But if you have a little more time, bring your imagination along and see Acadia from the vantage point of its history. 

I’m in my eighth summer now of walking and biking in the park.  Although I’ve whizzed over the carriage roads and bridges many times, I recently constructed a little tour and saw them in a completely new way.

Acadia National Park boasts 17 stone bridges, 16 of which were built by John D. Rockefeller, Jr. between 1917 and 1933.  He oversaw every element of their design and set the guiding principles for their construction:  minimal disturbance to the surrounding areas, designs to take advantage of scenic vistas and conform to the natural landscape, and use of local materials with a commitment to restore the land after construction.

 In this plan to relate to and respect the natural environment, Rockefeller demonstrated his considerable personal talent and foresight in landscape design.  Rockefeller also directed granite be quarried for each bridge close to the site for cost efficiency.  Each granite block was rough cut at the quarry and then re-shaped by a mason at the site.  One stone per day per mason was the standard.

That’s just one of the things we were thinking about as we started our first of two days visiting Acadia’s bridges by bike.  We could have covered more bridges the first day, but we combined it with a hike starting at Gatepost 22 to Long Pond in Seal Harbor to see the view that Charles Eliot, a key figure in the creation of the national park, called the most beautiful on the island.

All together we spent time at 11 of the 17 bridges in the areas of Upper Hadlock and Jordan Ponds, beginning both days at the Brown Mountain Gatehouse.  The photos are in the sequence of our route in case you’d like to follow in our bike tracks.
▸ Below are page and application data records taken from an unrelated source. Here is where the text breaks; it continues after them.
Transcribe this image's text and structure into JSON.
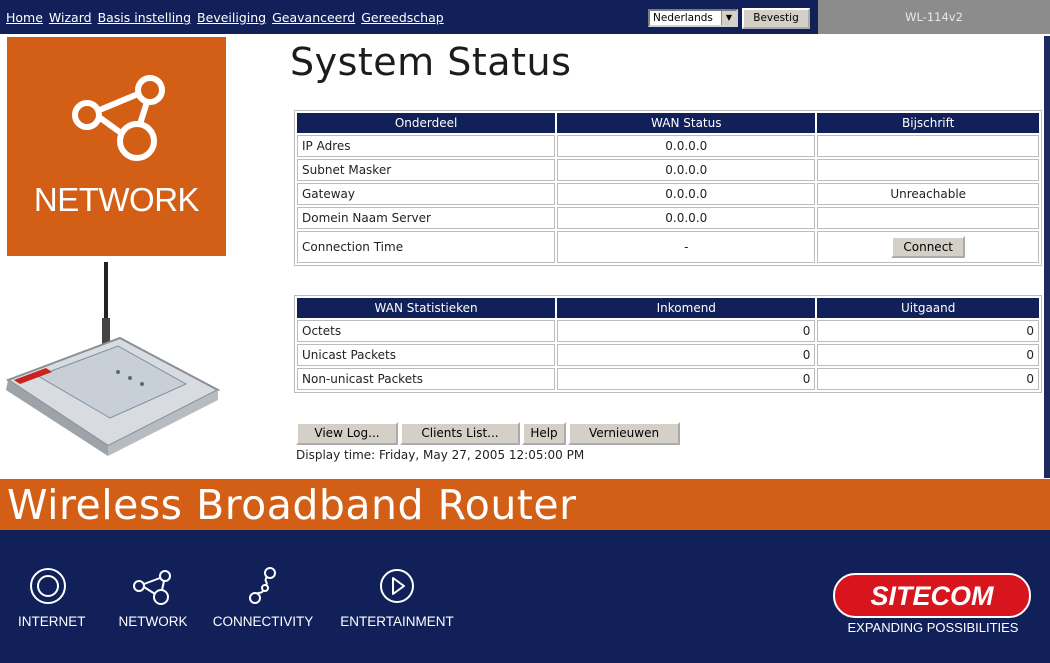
{
  "nav": {
    "links": [
      "Home",
      "Wizard",
      "Basis instelling",
      "Beveiliging",
      "Geavanceerd",
      "Gereedschap"
    ],
    "language": "Nederlands",
    "confirm_label": "Bevestig",
    "model": "WL-114v2"
  },
  "side": {
    "network_label": "NETWORK"
  },
  "main": {
    "title": "System Status",
    "wan_table": {
      "headers": [
        "Onderdeel",
        "WAN Status",
        "Bijschrift"
      ],
      "rows": [
        [
          "IP Adres",
          "0.0.0.0",
          ""
        ],
        [
          "Subnet Masker",
          "0.0.0.0",
          ""
        ],
        [
          "Gateway",
          "0.0.0.0",
          "Unreachable"
        ],
        [
          "Domein Naam Server",
          "0.0.0.0",
          ""
        ]
      ],
      "connection_time_label": "Connection Time",
      "connection_time_value": "-",
      "connect_label": "Connect"
    },
    "stats_table": {
      "headers": [
        "WAN Statistieken",
        "Inkomend",
        "Uitgaand"
      ],
      "rows": [
        [
          "Octets",
          "0",
          "0"
        ],
        [
          "Unicast Packets",
          "0",
          "0"
        ],
        [
          "Non-unicast Packets",
          "0",
          "0"
        ]
      ]
    },
    "buttons": {
      "view_log": "View Log...",
      "clients_list": "Clients List...",
      "help": "Help",
      "refresh": "Vernieuwen"
    },
    "display_time": "Display time: Friday, May 27, 2005 12:05:00 PM"
  },
  "banner": {
    "text": "Wireless Broadband Router"
  },
  "footer": {
    "items": [
      "INTERNET",
      "NETWORK",
      "CONNECTIVITY",
      "ENTERTAINMENT"
    ],
    "brand": "SITECOM",
    "tagline": "EXPANDING POSSIBILITIES"
  },
  "colors": {
    "navy": "#12205a",
    "orange": "#d35f16",
    "brand_red": "#d8141c"
  }
}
And lest we get too carried away here with history and design, let’s remember that the purpose of a bridge is to get you from here to there by going over something.  In Acadia National Park, those “somethings” are bound to be beautiful. Whether a charming little brook, steep ravine, or stunning waterfall, we took our time appreciating them.

Our starting point: Brown's Mountain Gatehouse

Hadlock Brook Bridge, 1926, which is only 40 feet long, was modeled after a bridge in Central Park NYC that Rockefeller favored

Hemlock Bridge 1924, lets bikers cross Maple Spring Brook across its 185-foot expanse and hikers pass under its 30-foot Gothic arch

The contours of Hemlock Bridge illustrate how Rockefeller's bridges conform to the natural landscape

Many larger bridges feature viewing platforms, such as this one on Waterfall Bridge, 1925

Stairs help you get down closer to the waterfall

Little Harbor Brook Bridge, 1919, provided a charming place to picnic alongside its 20-foot arch

Cobblestone Bridge, the first bridge to be built in 1917, is the only one with cobblestone facings, the idea not of the architect, but the carriage road engineer

Cobblestone Bridge is a popular attraction, including one of the tours by Carriages of Acadia

We then hiked to Long Pond in Seal Harbor. This is the view Charles Eliot thought to be the most beautiful on the island.

Looking south towards the ocean across "Little" Long Pond

Amphitheatre Bridge, 1928, is a 236-foot structure that features a flared entrance and dramatic viewing platforms

Amphitheatre Bridge's viewing platforms feel like parapets on a castle

Cliffside Bridge, 1932, is 232 feet long and with its crenulated railing resembles a medieval battlement

Even on a misty day the tall, narrow arch of West Branch Bridge, 1920, is the dramatic feature of this 170-foot bridge

Jordan Pond Bridge, 1920, 40 feet long, is at the popular point where Jordan Pond and Jordan Stream meet

Stunning triple-arched Stanley Brook Bridge, 1933, encapsulates much of what was learned in prior bridge design and construction

Jordan Pond Road Bridge, 1932, facilitates a Seal Harbor road above and carriage road underneath

The Triad-Day Mountain Bridge provided passage on our way home after our bike tour of Acadia's bridges.